[Dataset rows for apps and sites]
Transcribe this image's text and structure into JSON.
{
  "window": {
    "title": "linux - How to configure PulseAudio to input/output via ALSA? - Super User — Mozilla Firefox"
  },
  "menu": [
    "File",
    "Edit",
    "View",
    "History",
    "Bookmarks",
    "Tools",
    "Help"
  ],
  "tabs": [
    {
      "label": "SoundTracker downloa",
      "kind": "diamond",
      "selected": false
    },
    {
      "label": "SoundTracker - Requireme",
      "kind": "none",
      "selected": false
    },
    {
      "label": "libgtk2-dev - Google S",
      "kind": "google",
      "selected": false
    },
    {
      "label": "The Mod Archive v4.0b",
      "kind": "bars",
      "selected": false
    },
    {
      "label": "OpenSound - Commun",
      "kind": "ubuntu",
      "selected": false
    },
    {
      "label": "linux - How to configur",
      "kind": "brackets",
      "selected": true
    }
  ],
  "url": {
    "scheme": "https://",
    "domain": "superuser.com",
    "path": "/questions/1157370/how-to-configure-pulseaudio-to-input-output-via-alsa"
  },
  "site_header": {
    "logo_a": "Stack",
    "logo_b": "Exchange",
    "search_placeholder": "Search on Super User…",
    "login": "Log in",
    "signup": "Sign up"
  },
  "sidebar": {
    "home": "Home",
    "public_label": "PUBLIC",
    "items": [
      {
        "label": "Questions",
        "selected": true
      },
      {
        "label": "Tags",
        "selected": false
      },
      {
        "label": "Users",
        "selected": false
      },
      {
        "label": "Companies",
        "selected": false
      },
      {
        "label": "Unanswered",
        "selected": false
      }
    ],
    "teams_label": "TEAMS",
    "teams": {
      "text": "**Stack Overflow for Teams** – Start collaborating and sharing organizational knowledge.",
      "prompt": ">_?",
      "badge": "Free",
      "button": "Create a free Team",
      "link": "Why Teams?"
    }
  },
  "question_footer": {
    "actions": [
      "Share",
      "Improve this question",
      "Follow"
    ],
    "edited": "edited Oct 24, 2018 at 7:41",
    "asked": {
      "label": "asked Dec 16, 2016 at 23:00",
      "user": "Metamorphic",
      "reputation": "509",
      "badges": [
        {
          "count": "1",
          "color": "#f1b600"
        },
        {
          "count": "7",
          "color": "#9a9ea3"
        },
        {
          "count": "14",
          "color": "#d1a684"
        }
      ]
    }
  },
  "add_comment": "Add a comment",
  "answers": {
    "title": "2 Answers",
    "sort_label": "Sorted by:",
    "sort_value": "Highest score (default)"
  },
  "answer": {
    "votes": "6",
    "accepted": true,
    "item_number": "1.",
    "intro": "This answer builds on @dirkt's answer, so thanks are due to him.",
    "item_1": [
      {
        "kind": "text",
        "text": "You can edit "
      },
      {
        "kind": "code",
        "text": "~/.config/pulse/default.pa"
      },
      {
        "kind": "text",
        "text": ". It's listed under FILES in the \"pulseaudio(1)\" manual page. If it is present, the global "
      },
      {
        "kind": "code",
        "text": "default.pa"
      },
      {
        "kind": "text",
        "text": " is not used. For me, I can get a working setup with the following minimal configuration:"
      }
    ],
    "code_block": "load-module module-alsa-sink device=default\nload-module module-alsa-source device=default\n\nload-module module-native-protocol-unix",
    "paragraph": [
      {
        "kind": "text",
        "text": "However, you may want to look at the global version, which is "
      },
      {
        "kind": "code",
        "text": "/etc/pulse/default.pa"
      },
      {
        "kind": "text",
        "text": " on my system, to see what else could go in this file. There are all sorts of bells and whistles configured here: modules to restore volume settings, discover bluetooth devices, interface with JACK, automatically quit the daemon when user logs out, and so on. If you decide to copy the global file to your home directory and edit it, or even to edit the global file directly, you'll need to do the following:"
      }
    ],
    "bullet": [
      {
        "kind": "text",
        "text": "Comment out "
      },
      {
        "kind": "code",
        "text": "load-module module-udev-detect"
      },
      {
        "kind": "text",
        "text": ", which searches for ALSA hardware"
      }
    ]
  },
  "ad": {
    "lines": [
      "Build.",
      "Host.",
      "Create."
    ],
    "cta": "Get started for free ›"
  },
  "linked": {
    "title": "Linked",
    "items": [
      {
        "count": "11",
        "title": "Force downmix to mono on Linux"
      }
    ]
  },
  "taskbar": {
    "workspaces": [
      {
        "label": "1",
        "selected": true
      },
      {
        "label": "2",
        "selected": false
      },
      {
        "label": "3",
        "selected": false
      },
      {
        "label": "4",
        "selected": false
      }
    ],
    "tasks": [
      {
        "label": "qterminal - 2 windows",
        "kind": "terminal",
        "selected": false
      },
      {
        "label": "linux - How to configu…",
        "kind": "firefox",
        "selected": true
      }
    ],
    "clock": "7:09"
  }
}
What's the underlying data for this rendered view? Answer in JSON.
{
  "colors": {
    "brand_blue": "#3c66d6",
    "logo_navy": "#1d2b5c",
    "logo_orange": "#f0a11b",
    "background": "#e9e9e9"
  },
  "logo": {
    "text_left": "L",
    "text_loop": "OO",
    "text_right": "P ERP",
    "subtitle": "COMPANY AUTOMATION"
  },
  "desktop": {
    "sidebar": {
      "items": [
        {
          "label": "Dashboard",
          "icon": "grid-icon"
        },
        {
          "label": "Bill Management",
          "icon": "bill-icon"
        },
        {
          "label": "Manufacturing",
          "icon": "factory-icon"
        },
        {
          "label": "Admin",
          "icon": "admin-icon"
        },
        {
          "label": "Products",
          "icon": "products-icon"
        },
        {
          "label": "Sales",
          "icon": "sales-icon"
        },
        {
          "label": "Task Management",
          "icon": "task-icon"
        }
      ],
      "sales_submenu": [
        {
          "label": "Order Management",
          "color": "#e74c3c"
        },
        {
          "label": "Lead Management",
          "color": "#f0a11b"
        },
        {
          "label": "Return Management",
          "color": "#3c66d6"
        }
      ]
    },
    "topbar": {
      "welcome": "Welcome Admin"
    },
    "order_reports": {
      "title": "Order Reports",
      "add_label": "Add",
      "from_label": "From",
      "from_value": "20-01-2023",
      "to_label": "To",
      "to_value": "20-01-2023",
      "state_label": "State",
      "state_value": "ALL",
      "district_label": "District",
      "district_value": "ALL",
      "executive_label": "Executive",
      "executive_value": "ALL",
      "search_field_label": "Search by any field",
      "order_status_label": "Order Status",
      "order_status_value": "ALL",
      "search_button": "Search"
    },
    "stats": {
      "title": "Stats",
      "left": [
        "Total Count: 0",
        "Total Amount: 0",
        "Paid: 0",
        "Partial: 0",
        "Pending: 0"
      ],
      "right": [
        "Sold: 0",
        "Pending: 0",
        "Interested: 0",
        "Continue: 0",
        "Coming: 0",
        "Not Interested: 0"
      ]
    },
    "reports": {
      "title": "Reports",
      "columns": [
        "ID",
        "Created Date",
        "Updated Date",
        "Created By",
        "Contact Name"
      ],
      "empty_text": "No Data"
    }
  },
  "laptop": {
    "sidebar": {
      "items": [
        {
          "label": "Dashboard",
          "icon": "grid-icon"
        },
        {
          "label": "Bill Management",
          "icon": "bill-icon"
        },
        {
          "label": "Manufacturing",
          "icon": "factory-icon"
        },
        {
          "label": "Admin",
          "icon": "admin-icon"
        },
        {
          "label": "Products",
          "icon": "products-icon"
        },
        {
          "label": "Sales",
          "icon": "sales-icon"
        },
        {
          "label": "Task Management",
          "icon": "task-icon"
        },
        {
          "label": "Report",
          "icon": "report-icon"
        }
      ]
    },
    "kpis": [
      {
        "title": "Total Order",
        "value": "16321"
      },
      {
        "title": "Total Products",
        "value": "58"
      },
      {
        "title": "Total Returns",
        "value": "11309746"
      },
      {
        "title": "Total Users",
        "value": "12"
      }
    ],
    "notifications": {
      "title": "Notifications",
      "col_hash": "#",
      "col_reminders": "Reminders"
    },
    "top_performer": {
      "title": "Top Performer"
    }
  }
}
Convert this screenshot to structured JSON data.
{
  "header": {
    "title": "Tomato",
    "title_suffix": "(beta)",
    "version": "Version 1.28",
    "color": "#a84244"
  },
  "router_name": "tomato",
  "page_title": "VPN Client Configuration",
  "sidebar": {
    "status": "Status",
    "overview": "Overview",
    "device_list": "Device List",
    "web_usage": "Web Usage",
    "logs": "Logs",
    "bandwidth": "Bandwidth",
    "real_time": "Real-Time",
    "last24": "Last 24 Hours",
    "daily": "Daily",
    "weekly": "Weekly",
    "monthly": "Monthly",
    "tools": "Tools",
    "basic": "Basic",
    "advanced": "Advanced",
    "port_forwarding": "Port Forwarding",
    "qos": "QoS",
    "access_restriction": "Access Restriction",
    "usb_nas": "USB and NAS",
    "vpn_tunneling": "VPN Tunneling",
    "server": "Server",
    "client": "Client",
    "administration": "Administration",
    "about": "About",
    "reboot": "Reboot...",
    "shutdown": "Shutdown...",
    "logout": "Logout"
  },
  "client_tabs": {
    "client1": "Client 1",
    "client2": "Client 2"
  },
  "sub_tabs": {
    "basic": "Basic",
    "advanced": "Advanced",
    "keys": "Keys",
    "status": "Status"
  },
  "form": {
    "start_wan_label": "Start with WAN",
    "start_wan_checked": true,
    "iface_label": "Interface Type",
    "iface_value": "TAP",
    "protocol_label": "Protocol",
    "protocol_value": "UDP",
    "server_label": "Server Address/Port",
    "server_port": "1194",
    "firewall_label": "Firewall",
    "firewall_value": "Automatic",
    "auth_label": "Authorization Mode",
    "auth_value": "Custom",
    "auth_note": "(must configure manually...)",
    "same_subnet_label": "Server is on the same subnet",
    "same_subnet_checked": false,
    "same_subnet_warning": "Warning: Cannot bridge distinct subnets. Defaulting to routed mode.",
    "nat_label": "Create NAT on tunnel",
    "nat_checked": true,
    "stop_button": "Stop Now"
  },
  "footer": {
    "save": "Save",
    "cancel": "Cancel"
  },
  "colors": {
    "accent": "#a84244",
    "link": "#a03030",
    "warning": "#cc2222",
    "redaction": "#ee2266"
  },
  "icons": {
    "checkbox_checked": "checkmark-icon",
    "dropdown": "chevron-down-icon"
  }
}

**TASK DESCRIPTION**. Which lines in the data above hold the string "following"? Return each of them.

**EXERCISE RESULT**.
        "text": " is not used. For me, I can get a working setup with the following minimal configuration:"
        "text": " on my system, to see what else could go in this file. There are all sorts of bells and whistles configured here: modules to restore volume settings, discover bluetooth devices, interface with JACK, automatically quit the daemon when user logs out, and so on. If you decide to copy the global file to your home directory and edit it, or even to edit the global file directly, you'll need to do the following:"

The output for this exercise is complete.